* **Task**: The answer must be every line of the records below that contains the word "Управляющий".

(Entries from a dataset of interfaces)
***

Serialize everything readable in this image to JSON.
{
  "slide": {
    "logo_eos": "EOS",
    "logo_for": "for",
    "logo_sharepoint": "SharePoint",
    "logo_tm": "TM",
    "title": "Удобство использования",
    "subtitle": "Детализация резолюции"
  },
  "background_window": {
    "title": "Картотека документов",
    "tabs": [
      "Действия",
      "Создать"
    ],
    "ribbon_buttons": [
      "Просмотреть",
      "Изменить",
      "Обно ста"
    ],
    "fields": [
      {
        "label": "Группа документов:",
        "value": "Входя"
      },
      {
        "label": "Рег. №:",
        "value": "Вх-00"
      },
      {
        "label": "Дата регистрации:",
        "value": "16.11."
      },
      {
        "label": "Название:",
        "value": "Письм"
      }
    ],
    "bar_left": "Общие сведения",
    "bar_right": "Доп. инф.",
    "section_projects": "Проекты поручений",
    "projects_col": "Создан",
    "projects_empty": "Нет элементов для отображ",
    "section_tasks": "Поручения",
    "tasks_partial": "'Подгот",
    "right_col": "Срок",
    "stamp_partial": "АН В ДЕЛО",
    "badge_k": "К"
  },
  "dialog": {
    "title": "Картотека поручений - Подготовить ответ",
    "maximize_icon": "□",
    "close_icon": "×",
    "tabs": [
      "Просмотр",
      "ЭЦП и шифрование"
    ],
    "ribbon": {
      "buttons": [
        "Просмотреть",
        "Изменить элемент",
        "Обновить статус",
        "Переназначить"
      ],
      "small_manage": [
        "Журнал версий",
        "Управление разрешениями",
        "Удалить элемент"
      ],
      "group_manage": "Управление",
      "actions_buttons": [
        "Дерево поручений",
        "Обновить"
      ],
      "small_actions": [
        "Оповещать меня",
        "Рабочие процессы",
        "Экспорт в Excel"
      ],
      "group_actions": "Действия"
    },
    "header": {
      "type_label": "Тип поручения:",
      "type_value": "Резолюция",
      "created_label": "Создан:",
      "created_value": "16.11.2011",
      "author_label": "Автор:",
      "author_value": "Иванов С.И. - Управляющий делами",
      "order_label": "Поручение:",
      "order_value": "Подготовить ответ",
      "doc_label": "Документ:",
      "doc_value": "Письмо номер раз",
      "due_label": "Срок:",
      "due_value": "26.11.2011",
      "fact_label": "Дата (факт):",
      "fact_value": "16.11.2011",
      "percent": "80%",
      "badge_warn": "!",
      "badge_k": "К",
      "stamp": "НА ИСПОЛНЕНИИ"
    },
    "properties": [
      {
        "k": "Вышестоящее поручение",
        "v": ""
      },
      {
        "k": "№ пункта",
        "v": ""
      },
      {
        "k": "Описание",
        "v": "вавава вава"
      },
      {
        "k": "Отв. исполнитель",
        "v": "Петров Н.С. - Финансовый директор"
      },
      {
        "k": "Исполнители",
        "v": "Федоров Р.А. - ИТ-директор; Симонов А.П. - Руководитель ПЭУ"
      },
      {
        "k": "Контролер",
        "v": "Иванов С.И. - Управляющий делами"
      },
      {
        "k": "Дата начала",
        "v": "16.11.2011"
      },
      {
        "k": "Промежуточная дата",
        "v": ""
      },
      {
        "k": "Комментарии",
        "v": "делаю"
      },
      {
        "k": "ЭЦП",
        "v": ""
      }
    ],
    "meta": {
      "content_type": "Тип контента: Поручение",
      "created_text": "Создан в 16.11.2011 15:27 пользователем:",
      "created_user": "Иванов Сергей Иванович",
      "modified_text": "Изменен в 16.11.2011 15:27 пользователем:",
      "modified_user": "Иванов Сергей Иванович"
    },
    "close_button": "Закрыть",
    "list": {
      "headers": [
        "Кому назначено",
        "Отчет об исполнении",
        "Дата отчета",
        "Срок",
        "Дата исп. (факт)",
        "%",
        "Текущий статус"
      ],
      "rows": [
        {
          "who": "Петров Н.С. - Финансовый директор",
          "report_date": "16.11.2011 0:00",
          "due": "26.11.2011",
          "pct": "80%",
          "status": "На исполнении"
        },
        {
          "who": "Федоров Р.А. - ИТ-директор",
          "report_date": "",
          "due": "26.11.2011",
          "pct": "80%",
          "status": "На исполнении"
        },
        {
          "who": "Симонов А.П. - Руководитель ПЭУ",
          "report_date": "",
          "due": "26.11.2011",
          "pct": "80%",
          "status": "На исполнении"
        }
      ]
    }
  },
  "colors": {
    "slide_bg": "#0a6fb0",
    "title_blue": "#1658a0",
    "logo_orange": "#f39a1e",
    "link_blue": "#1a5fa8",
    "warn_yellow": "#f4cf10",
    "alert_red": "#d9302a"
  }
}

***

* **Completed task**:
      "author_value": "Иванов С.И. - Управляющий делами",
        "v": "Иванов С.И. - Управляющий делами"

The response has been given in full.